It’s tempting to say that the announcement of liquid water on the surface of Mars heralds a new era in Martian exploration.
You might think that the first human explorers on Mars will park next to a salty stream and use it to manufacture fresh drinking water. Maybe they could even find life in damp Martian nooks and crannies, areas where the dusty red planet can still fuel microbes.
Reality is much more subtle. Finding evidence for flowing water is not the same as finding life. Right now, scientists don’t know where this water is coming from, or if the chemistry in these Martian seeps is even life-friendly. And unfortunately, chances are it will be a long time before we can get there to find out.
“It’s hard to get a spacecraft clean enough to send a lander or rover there right now,” says Bethany Ehlmann, a planetary geologist at Caltech, referring to concerns about hitchhiking Earth microbes contaminating the Martian surface.
But there's still reason for excitement. These seasonal seeps, which scientists call recurring slope lineae, “are probably the best place to look for modern life,” she says.
Odds of Life
Here's what scientists know. Analyses have confirmed that enigmatic streaks that appear in summertime on the planet's slopes are produced by liquid water—salty water, perhaps capable of sustaining chemical reactions and even life.
Like Mars itself, the dark watery streaks are ruggedly beautiful, as seen in photographs taken by the HiRISE camera aboard the Mars Reconnaissance Orbiter. But for all their picturesque drama, these dark marks represent more of a trickle than a flow.
It’s possible they’re fed by some kind of underground aquifer, or a buried icefield that thaws in warmer weather and sends melted Mars water sliding downhill.

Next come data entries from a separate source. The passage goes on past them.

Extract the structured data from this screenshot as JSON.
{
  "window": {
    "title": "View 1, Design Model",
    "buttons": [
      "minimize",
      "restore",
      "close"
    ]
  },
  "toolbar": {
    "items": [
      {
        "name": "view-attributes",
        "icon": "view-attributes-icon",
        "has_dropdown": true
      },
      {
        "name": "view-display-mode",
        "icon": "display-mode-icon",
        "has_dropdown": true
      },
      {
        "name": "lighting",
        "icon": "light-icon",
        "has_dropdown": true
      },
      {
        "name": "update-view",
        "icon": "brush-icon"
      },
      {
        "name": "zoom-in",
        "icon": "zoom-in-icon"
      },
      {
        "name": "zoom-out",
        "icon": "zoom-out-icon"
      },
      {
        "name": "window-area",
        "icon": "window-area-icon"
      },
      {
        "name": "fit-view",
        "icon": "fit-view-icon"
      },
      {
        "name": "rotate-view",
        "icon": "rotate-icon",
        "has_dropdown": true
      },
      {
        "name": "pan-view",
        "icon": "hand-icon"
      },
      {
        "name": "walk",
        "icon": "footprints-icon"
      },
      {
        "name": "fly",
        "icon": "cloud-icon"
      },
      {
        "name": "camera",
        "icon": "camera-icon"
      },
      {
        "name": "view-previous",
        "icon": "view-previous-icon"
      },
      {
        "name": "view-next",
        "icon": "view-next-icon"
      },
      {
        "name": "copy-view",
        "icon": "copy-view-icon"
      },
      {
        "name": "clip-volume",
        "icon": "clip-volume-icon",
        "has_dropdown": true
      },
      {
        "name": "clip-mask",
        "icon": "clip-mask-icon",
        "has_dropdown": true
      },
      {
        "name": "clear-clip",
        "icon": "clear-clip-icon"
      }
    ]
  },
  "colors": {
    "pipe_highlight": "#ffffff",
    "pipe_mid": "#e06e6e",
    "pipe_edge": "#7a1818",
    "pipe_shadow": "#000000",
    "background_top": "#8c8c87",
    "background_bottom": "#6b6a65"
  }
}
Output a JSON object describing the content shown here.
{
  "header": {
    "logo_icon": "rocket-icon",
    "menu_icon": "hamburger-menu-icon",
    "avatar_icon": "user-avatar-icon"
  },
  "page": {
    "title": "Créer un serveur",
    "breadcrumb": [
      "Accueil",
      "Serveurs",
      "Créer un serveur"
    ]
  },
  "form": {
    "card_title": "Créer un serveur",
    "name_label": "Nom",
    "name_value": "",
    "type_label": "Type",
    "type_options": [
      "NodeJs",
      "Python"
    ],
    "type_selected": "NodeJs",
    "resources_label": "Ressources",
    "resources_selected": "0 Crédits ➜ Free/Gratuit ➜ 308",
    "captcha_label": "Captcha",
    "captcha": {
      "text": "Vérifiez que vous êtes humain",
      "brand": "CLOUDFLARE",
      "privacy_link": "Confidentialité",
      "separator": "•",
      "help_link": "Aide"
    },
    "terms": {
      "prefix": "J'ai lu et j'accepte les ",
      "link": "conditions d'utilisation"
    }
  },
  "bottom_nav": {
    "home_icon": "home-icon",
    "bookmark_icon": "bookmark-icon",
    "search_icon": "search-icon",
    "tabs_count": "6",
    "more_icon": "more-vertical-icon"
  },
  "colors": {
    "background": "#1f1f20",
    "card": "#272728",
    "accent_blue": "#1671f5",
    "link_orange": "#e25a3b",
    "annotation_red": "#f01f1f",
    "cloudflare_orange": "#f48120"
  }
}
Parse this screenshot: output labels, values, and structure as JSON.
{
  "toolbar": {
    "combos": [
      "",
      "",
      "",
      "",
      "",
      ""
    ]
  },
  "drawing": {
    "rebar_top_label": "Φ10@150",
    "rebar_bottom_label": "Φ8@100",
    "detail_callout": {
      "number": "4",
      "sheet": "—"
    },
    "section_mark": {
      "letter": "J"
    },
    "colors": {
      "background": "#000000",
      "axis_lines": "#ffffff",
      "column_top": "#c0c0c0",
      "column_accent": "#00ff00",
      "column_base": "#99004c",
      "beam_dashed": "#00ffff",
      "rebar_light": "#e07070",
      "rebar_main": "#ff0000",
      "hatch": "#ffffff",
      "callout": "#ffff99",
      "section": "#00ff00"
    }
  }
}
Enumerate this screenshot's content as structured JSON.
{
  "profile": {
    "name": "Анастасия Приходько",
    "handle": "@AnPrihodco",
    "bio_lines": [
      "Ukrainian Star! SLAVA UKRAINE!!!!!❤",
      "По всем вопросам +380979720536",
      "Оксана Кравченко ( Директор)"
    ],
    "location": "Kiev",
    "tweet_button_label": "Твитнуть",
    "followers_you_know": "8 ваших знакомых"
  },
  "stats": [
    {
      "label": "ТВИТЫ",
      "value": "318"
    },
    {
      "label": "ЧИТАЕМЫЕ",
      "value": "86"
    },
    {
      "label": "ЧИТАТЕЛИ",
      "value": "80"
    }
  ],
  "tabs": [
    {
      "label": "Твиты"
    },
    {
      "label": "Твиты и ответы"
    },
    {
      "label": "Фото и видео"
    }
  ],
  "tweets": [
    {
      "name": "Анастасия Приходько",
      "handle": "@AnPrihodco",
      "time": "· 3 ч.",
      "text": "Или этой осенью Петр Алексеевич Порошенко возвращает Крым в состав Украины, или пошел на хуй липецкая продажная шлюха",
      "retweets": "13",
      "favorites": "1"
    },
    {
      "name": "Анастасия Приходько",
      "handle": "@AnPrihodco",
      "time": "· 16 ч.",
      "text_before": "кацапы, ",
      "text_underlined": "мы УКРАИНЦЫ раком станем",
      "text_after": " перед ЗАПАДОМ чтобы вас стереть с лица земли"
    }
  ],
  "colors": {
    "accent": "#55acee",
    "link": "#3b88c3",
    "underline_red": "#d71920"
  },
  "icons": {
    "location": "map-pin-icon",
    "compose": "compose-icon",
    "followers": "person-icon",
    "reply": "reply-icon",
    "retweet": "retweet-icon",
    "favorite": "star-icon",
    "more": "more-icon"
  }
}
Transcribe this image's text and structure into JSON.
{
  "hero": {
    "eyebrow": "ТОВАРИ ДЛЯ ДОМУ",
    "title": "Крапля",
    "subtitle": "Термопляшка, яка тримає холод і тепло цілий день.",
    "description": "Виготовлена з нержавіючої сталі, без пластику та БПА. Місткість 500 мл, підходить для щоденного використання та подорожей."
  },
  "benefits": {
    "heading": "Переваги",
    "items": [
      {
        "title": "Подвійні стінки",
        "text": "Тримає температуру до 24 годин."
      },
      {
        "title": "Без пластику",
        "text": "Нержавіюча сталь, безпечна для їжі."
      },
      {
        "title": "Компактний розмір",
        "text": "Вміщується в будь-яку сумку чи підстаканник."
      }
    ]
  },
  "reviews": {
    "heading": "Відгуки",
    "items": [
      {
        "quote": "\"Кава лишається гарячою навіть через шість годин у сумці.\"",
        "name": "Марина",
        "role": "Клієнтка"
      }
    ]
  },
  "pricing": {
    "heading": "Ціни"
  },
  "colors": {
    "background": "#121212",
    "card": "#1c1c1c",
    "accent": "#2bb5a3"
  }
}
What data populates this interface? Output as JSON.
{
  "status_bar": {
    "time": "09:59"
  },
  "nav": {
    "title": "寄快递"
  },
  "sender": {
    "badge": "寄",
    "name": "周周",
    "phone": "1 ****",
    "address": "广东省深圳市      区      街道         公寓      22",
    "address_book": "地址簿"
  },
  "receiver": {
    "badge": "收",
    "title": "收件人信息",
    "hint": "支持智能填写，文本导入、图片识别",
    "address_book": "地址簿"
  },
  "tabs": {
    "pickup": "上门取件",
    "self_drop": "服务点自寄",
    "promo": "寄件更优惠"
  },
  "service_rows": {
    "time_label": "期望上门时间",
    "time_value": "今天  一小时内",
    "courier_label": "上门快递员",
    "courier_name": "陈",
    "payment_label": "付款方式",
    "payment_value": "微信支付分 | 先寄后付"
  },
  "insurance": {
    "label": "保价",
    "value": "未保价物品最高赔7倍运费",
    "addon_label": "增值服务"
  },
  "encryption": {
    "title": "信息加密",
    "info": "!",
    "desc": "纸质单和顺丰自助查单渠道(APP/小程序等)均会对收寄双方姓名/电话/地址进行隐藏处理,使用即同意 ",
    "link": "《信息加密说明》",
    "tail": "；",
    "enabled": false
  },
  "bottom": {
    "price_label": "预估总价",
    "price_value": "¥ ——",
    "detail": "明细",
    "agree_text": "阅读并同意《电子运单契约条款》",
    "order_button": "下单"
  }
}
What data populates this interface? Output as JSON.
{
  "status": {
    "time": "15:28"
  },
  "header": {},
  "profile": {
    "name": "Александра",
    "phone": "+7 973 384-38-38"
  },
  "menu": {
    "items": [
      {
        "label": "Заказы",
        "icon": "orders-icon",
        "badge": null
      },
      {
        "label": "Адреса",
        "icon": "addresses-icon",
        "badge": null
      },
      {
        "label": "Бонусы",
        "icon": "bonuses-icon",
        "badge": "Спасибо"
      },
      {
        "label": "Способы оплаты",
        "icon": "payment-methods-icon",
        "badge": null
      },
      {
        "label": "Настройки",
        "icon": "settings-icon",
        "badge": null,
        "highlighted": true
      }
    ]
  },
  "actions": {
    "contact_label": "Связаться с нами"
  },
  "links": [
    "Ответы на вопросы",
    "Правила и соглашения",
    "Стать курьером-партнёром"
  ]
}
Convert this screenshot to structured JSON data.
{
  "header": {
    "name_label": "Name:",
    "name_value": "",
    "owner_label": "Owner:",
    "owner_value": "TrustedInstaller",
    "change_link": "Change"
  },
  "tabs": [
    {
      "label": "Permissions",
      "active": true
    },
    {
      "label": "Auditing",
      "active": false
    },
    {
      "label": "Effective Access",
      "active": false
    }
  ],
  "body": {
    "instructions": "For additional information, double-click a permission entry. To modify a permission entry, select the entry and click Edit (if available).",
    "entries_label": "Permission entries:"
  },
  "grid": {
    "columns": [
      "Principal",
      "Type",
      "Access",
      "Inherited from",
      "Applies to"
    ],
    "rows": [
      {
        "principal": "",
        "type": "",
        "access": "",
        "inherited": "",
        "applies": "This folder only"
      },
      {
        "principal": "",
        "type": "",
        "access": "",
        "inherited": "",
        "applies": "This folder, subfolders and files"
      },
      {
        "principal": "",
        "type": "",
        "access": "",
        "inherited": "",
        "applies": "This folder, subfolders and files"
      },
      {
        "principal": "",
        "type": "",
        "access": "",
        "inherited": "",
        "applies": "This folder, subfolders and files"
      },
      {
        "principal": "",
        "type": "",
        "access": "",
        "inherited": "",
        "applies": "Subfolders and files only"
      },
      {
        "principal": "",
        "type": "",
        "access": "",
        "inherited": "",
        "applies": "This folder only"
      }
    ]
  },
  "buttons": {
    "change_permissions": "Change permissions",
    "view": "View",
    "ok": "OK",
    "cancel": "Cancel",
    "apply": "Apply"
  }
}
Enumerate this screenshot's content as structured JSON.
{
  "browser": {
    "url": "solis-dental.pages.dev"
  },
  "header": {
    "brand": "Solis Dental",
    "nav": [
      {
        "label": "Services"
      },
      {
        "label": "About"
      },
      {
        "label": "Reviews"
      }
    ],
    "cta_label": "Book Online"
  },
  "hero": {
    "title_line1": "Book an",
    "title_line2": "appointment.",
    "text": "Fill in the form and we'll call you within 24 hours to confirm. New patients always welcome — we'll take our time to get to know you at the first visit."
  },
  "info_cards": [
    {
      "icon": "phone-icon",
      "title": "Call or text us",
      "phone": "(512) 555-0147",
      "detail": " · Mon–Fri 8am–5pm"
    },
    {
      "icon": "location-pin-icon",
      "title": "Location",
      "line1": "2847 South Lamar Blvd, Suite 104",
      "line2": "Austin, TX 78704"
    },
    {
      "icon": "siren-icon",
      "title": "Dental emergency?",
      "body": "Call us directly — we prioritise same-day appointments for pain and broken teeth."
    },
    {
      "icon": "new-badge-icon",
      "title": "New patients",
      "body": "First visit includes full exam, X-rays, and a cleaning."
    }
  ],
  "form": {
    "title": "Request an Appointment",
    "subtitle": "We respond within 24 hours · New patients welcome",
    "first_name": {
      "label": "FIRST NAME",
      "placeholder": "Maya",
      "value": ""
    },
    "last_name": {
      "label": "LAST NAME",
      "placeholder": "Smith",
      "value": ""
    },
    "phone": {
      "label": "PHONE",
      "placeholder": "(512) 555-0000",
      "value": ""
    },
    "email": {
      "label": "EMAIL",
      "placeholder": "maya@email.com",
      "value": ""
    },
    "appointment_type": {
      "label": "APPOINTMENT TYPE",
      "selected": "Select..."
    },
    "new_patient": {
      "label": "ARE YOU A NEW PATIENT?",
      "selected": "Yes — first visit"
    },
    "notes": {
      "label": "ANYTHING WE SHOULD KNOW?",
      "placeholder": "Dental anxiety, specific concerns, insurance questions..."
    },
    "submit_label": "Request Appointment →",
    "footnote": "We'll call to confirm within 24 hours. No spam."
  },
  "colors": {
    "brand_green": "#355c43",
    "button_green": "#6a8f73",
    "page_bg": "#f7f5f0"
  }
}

While not outside the realm of possibility—we do know there’s ice buried beneath the Martian surface—such scenarios aren’t as likely as the one scientists favor: The water comes from the atmosphere. If that's true, it’ll be a much tougher resource to tap into.
But how could water from the atmosphere form these dark streaks? On Mars, as on Earth, salts on the surface can absorb atmospheric water vapor and trap it in their crystal structures. Then, when the soggy crystals warm up, they dissolve. The whole liquidy mix surrenders to the tug of gravity, and off it goes, tumbling downhill.
But there’s no guarantee this is happening on Mars. McKay notes that the type of salts near the Martian streaks, called perchlorates, form different watery mixtures than the salts we’re most used to on Earth. In fact, it’s possible the perchlorate streaks could behave similarly to Antarctica’s Don Juan Pond, which is the saltiest liquid water body on Earth—and totally dead.
“Such a brine is not suitable for life and is of no interest biologically,” McKay says. “Nothing can live in the brine of Don Juan Pond.”
Follow the Water
So, seeps fueled by atmospheric humidity might not make the most convenient water well for human colonists, and they might not even be ideal habitats for Martian microbes—but wouldn’t it be worth finding out?
Of course. What we know so far, based on the single example of Earth, is that life tends to show up wherever there’s water. That’s why NASA’s search for life beyond Earth has been driven by the mantra, “Follow the water.”
The frustrating irony here is that NASA can’t follow this particular water. Not yet.
Sending a spacecraft to an area where liquid water flows is much too risky, cautions NASA’s Office of Planetary Protection. Finding water in the streaks will brand them as a "special region," an area where spacecraft can land only after thorough cleaning or sterilization, says Ernst Hauber of the German Aerospace Center.
If hitchhiking microbes were to somehow survive the journey to Mars and find themselves in a briny bath, it’s possible they could gain a foothold and contaminate the red planet. Such a scenario would not only complicate any future detection of life on Mars, but also introduce a potential disaster: Think about how great we are at hastening the spread of invasive species on Earth.
It’s certainly worth the caution, though humans walking on Mars (which some say is the next goal in solar system exploration) are much more likely to shed microbes than a sterilized robot is, and Earth microbes aren't necessarily likely to thrive in Mars brines.
If there’s one big story from the past decade of planetary exploration, it’s that water is everywhere. It’s tucked into moon dust, frozen in Mercury’s shadowed craters, streaming off the backs of comets, and sequestered inside the shells of icy moons. Mars, finally, has joined the population of bodies where we know water flows—and that’s interesting enough on its own, without the breathless speculation.
“Modern Mars is right ‘on the edge,' ” Ehlmann says, as an active world where liquid water exists even today. “Just a slight tweak in climate could make waters even more widespread.”
For younger readers who want to learn more about Mars, check out astronaut Buzz Aldrin's new National Geographic Kids book, Welcome to Mars: Making a Home on the Red Planet.